Thanks to the richness and variety of the Museo di Roma’s collection it was possible to create a new museum institution in 1977 in the recently restored Carmelite convent of Saint Egidio, which focuses on the era its name, the Museum of Folklore and the Roman dialect poets, suggests, a specific sector of interest.
Transferring the material most closely connected to the documentation of daily life and Roman traditions to this new location in Trastevere was also motivated by the ideal and privileged connection it was possible to create between the museum and the area around it; Trastevere, because of its individual characteristics can be considered the area of Rome where it is still possible to trace the fragments and force of popular Roman culture.
The unusual configuration, articulated inside the cloister, permits the permanent exhibition to be centred on a strong nucleus of the so-called Roman Scenes, which were previously confined in an unfortunate space in the Palazzo Braschi and now find a much more satisfactory display context here.

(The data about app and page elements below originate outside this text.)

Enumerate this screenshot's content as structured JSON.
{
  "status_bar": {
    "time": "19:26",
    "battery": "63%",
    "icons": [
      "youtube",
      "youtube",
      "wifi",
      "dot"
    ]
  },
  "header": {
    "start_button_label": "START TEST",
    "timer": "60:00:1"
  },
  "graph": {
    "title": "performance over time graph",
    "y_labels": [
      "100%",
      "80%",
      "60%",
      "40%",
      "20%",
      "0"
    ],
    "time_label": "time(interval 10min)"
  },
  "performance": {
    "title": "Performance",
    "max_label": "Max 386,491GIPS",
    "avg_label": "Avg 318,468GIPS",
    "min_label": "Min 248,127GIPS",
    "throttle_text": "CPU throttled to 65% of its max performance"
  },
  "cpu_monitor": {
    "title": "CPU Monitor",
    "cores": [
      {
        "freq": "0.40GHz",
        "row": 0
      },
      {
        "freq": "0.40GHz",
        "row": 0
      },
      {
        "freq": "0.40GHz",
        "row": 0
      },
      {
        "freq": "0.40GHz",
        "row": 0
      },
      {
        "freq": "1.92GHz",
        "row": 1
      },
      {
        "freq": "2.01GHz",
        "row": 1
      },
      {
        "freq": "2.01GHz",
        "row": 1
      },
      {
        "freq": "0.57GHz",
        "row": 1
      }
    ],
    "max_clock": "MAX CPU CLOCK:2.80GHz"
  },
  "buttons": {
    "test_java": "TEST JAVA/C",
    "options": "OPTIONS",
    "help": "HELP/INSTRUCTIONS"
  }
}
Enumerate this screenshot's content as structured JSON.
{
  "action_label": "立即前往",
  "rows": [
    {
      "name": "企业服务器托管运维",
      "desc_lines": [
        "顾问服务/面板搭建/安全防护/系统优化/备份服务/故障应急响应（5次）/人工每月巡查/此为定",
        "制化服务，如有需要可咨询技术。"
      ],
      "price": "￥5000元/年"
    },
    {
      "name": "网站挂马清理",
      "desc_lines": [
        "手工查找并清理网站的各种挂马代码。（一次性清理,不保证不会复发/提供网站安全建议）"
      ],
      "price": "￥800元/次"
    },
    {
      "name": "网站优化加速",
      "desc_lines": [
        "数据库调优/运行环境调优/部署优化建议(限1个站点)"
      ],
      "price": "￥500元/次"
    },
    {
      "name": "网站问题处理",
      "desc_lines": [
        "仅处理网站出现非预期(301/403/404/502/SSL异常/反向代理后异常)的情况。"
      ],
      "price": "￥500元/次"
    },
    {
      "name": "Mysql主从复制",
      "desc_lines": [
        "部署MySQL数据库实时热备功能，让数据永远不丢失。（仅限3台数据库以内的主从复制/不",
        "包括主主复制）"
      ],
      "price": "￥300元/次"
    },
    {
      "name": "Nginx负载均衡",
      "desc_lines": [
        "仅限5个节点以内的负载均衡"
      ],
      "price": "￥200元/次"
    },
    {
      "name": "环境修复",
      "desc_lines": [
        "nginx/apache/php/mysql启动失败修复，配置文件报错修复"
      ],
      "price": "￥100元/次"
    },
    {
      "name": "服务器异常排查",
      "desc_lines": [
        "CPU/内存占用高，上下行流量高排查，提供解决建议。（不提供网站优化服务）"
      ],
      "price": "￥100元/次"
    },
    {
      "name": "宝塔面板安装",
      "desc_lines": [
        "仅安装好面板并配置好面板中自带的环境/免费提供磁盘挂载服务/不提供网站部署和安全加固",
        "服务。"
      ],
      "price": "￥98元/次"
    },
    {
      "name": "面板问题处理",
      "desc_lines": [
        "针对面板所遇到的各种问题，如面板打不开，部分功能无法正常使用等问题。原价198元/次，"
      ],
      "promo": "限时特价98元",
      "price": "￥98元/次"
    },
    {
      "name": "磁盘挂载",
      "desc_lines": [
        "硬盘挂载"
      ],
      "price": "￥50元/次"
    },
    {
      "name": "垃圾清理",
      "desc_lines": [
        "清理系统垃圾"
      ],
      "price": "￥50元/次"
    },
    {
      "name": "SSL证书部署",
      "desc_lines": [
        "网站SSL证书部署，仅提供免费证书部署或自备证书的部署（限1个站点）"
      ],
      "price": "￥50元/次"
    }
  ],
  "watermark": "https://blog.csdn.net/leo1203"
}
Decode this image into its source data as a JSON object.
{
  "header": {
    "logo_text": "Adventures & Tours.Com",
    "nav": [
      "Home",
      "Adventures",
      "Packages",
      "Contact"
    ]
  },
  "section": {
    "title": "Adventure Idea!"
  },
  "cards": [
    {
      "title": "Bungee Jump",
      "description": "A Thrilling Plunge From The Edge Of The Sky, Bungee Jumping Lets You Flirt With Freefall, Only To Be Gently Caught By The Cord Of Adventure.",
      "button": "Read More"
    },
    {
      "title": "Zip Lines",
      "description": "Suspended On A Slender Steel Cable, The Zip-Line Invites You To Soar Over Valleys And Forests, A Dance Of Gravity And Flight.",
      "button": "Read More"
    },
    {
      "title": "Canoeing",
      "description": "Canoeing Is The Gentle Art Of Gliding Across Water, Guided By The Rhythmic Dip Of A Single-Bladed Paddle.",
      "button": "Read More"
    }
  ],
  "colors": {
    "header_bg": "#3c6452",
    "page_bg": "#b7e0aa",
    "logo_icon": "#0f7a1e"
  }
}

The Roman Scenes are true emblems of a culture nourished on nostalgia and the wish to evoke, for political reasons, the popular costumes and habits of Italy. In their apparent verisimilitude the Roman Scenes represent an extraordinary document of ethnographic museography. Rather than the easy nineteenth stereotype of their reconstruction, an attentive reading of the images allows a varied and articulated understanding of popular everyday life in Rome, making them a valuable educational resource.
As a contrast to the Roman scenes, watercolour paintings and engravings tell the story of the city through its costumes, festivals and traditions, including a magnificent of the Carnival which reached its heights in the nineteenth century.
The watercolours of Roesler Franz, which because of their delicacy can only be displayed in rotation, also contribute to the evocation of “vanished Rome”. The banks of the Tiber, destroyed when the walls were built, the characteristic corners of the ghetto or of Trastevere, already disappeared, are brought back to life in the easy, loose narrative of the artist as he plays with the tones of elegy and picturesque representation.
At the end of the 1990s it was clearly desirable, given their historical and municipal connections, to unite this institution with the Museo di Roma, recognising their close affiliation with the new name of the Museo di Roma in Trastevere. As part of this process, a new and more coherent system was proposed for organising the materials of Trilussa’s Studio, which had long since merged with his archive in the Museum to create a valuable testimony to literary production in the Roman dialect and one of the form’s most famous exponents.
The new identity was not just a simple change of denomination, but increased and enriched the space and the possibility of temporary exhibitions, conferences on themes and personalities closely tied to the life of the city, with attention paid to the cinema, multimedia and photography. Thus the Museum has aimed to reinvent itself as a lively place where contemporary news can take on the importance of historic documentation and by integrated directly with the past.